**PROBLEM TO SOLVE:** Type out all the records again exactly.

[Stored data entries]
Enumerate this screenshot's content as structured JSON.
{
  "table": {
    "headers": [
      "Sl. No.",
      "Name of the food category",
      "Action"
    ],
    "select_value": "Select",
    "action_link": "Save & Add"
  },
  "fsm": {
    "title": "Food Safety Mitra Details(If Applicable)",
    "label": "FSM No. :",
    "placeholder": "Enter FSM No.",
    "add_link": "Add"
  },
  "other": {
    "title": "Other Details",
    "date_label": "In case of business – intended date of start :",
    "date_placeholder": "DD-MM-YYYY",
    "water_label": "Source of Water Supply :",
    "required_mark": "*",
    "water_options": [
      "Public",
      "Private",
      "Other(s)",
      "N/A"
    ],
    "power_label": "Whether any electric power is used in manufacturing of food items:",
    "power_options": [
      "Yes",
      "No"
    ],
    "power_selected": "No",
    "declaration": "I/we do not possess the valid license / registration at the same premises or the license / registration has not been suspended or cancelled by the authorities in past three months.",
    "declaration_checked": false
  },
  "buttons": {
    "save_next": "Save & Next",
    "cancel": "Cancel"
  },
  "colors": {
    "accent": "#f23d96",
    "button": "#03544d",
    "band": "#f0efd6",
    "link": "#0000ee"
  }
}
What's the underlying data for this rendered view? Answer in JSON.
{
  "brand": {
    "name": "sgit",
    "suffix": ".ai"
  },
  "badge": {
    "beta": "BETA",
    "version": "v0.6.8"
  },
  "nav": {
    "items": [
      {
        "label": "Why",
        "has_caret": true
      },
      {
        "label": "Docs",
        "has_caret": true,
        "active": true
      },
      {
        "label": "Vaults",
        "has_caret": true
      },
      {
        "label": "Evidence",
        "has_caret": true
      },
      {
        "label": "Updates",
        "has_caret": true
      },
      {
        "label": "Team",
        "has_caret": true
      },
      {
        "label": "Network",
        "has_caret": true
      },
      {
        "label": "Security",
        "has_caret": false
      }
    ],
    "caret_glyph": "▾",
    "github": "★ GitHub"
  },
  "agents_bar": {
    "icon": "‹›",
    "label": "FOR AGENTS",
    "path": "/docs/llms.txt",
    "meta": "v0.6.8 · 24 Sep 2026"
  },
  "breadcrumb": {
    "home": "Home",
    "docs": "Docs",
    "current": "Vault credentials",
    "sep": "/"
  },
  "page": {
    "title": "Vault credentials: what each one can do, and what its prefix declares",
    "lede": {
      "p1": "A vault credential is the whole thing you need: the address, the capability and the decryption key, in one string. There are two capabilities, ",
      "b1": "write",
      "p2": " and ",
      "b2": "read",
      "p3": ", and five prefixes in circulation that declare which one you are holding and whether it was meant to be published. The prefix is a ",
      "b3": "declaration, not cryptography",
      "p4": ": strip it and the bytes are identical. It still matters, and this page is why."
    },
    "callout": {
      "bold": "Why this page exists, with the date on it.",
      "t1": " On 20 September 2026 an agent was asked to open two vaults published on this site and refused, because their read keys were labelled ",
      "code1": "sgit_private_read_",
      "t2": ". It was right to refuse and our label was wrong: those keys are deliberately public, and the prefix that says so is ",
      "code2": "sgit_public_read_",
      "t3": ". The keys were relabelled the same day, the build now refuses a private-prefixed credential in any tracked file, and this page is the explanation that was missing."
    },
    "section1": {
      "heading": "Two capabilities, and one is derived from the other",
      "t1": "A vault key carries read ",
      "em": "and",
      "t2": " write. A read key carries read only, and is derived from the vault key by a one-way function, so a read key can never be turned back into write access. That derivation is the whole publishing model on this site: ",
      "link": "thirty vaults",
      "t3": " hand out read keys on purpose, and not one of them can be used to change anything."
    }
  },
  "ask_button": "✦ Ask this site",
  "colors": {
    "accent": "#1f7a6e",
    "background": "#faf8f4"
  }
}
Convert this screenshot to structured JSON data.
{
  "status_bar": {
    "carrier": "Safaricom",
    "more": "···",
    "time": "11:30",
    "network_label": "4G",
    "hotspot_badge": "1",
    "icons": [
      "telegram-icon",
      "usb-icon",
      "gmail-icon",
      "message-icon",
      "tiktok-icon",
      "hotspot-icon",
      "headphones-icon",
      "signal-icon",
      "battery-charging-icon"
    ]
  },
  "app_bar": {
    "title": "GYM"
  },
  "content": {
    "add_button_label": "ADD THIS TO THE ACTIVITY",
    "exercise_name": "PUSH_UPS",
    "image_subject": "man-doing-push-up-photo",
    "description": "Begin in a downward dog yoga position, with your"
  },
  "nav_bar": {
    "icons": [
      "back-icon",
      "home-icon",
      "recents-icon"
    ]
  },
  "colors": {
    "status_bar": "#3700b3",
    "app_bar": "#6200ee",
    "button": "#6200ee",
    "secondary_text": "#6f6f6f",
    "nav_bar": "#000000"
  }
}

**ANSWER SECTION:**
Enumerate this screenshot's content as structured JSON.
{
  "table": {
    "headers": [
      "Sl. No.",
      "Name of the food category",
      "Action"
    ],
    "select_value": "Select",
    "action_link": "Save & Add"
  },
  "fsm": {
    "title": "Food Safety Mitra Details(If Applicable)",
    "label": "FSM No. :",
    "placeholder": "Enter FSM No.",
    "add_link": "Add"
  },
  "other": {
    "title": "Other Details",
    "date_label": "In case of business – intended date of start :",
    "date_placeholder": "DD-MM-YYYY",
    "water_label": "Source of Water Supply :",
    "required_mark": "*",
    "water_options": [
      "Public",
      "Private",
      "Other(s)",
      "N/A"
    ],
    "power_label": "Whether any electric power is used in manufacturing of food items:",
    "power_options": [
      "Yes",
      "No"
    ],
    "power_selected": "No",
    "declaration": "I/we do not possess the valid license / registration at the same premises or the license / registration has not been suspended or cancelled by the authorities in past three months.",
    "declaration_checked": false
  },
  "buttons": {
    "save_next": "Save & Next",
    "cancel": "Cancel"
  },
  "colors": {
    "accent": "#f23d96",
    "button": "#03544d",
    "band": "#f0efd6",
    "link": "#0000ee"
  }
}
What's the underlying data for this rendered view? Answer in JSON.
{
  "brand": {
    "name": "sgit",
    "suffix": ".ai"
  },
  "badge": {
    "beta": "BETA",
    "version": "v0.6.8"
  },
  "nav": {
    "items": [
      {
        "label": "Why",
        "has_caret": true
      },
      {
        "label": "Docs",
        "has_caret": true,
        "active": true
      },
      {
        "label": "Vaults",
        "has_caret": true
      },
      {
        "label": "Evidence",
        "has_caret": true
      },
      {
        "label": "Updates",
        "has_caret": true
      },
      {
        "label": "Team",
        "has_caret": true
      },
      {
        "label": "Network",
        "has_caret": true
      },
      {
        "label": "Security",
        "has_caret": false
      }
    ],
    "caret_glyph": "▾",
    "github": "★ GitHub"
  },
  "agents_bar": {
    "icon": "‹›",
    "label": "FOR AGENTS",
    "path": "/docs/llms.txt",
    "meta": "v0.6.8 · 24 Sep 2026"
  },
  "breadcrumb": {
    "home": "Home",
    "docs": "Docs",
    "current": "Vault credentials",
    "sep": "/"
  },
  "page": {
    "title": "Vault credentials: what each one can do, and what its prefix declares",
    "lede": {
      "p1": "A vault credential is the whole thing you need: the address, the capability and the decryption key, in one string. There are two capabilities, ",
      "b1": "write",
      "p2": " and ",
      "b2": "read",
      "p3": ", and five prefixes in circulation that declare which one you are holding and whether it was meant to be published. The prefix is a ",
      "b3": "declaration, not cryptography",
      "p4": ": strip it and the bytes are identical. It still matters, and this page is why."
    },
    "callout": {
      "bold": "Why this page exists, with the date on it.",
      "t1": " On 20 September 2026 an agent was asked to open two vaults published on this site and refused, because their read keys were labelled ",
      "code1": "sgit_private_read_",
      "t2": ". It was right to refuse and our label was wrong: those keys are deliberately public, and the prefix that says so is ",
      "code2": "sgit_public_read_",
      "t3": ". The keys were relabelled the same day, the build now refuses a private-prefixed credential in any tracked file, and this page is the explanation that was missing."
    },
    "section1": {
      "heading": "Two capabilities, and one is derived from the other",
      "t1": "A vault key carries read ",
      "em": "and",
      "t2": " write. A read key carries read only, and is derived from the vault key by a one-way function, so a read key can never be turned back into write access. That derivation is the whole publishing model on this site: ",
      "link": "thirty vaults",
      "t3": " hand out read keys on purpose, and not one of them can be used to change anything."
    }
  },
  "ask_button": "✦ Ask this site",
  "colors": {
    "accent": "#1f7a6e",
    "background": "#faf8f4"
  }
}
Convert this screenshot to structured JSON data.
{
  "status_bar": {
    "carrier": "Safaricom",
    "more": "···",
    "time": "11:30",
    "network_label": "4G",
    "hotspot_badge": "1",
    "icons": [
      "telegram-icon",
      "usb-icon",
      "gmail-icon",
      "message-icon",
      "tiktok-icon",
      "hotspot-icon",
      "headphones-icon",
      "signal-icon",
      "battery-charging-icon"
    ]
  },
  "app_bar": {
    "title": "GYM"
  },
  "content": {
    "add_button_label": "ADD THIS TO THE ACTIVITY",
    "exercise_name": "PUSH_UPS",
    "image_subject": "man-doing-push-up-photo",
    "description": "Begin in a downward dog yoga position, with your"
  },
  "nav_bar": {
    "icons": [
      "back-icon",
      "home-icon",
      "recents-icon"
    ]
  },
  "colors": {
    "status_bar": "#3700b3",
    "app_bar": "#6200ee",
    "button": "#6200ee",
    "secondary_text": "#6f6f6f",
    "nav_bar": "#000000"
  }
}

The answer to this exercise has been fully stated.